Low literacy—and a lack of understanding about it—can:

All of these causes increase the time and money needed to keep Canada’s criminal justice system working.

How low literacy affects witnesses and victims

Most people who have low literacy skills are very aware that they have trouble with reading and understanding oral information. Witnesses and victims with low literacy may feel especially intimidated at the thought of making a statement and testifying in court. As a result, they may hesitate to call police at all.

In cases where a person with low literacy does come forward, officers may become frustrated over delays when the person is actually avoiding reading or writing. If the person avoids the situation or does not cooperate, and if the officer is not sensitive to the problem of low literacy, the whole prosecution may fall apart.

In court, a guilty person may walk free because a witness cannot answer questions clearly, or talks in circles (a sign of memory and thinking patterns common among those with low literacy).

Statistics show that 42 of 100 adult Canadians have low literacy skills.
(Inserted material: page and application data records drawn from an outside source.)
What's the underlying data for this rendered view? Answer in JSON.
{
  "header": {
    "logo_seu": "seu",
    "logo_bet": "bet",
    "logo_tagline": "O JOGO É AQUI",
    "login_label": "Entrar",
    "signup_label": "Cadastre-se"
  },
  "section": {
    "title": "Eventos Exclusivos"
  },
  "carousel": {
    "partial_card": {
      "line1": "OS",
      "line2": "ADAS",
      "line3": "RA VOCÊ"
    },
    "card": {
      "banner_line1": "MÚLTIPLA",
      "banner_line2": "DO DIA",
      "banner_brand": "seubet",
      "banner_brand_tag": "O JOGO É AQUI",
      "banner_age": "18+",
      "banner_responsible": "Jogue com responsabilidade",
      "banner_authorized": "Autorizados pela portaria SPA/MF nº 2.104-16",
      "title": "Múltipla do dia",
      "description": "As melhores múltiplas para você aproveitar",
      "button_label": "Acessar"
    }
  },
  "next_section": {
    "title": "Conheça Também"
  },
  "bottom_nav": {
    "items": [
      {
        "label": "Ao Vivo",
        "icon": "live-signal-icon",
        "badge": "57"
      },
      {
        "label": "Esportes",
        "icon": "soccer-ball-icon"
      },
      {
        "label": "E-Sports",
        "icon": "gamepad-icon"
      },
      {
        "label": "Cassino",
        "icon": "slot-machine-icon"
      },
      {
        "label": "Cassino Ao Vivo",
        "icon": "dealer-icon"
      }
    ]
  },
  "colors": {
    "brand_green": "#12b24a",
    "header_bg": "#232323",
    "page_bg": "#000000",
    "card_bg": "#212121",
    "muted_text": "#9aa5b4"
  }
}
Police and other members of the justice system must be aware of the problem of low literacy and its impact to keep the system running smoothly and make sure that justice is respected and delivered.